Is the glass half empty or half full?

"Is the glass half empty or half full?" is a common expression, a proverbial phrase, generally used rhetorically to indicate that a particular situation could be a cause for pessimism (half-empty) or optimism (half full), or as a general litmus test to simply determine an individual's worldview.[1] The purpose of the question is to demonstrate that the situation may be seen in different ways depending on one's point of view and that there may be opportunity in the situation as well as trouble.[1]

Is the glass half empty or half full?
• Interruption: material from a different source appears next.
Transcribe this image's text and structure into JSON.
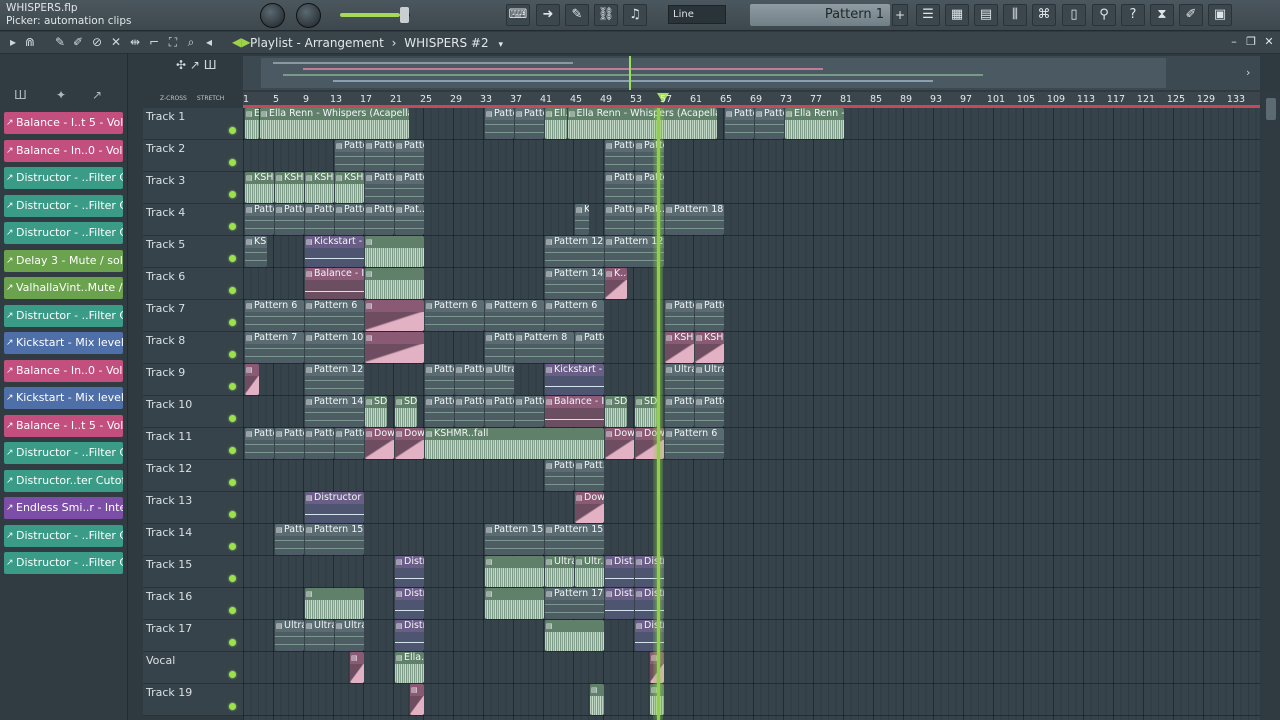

Another perspective comes from psychology, where research has shown that a speaker's choice of frame can reflect their knowledge of the environment, and that listeners can be sensitive to this information.[2][3]

Technically it is a syntax error since changing the "or" to "and" removes the confusion and allows both conditions to exist at the same time. The question presents the two conditions of the glass as options when in reality the conditions are simultaneous and are not optional.

See alsoEdit


  1. ^ a b Stephanie Stokes Oliver (2001-11-27). Seven Soulful Secrets for Finding Your Purpose and Minding Your Mission. Crown Publishing Group. pp. 106–. ISBN 978-0-385-48767-2. Retrieved 2013-08-07. I love that proverbial question, “Do you see the glass as half empty or half full?” It's like the litmus test for how you see the world. Optimists have a tendency to hope for the best. That doesn't mean they hope for the best sometimes. It means that ...
  2. ^ McKenzie, C. R. M.; Nelson, J. D. (2003). "What a speaker's choice of frame reveals: Reference points, frame selection, and framing effects" (PDF). Psychonomic Bulletin & Review. 10 (3): 596. doi:10.3758/BF03196520.
  3. ^ Sher, S.; McKenzie, C. R. M. (2006). "Information leakage from logically equivalent frames" (PDF). Cognition. 101 (3): 467–494. doi:10.1016/j.cognition.2005.11.001. PMID 16364278.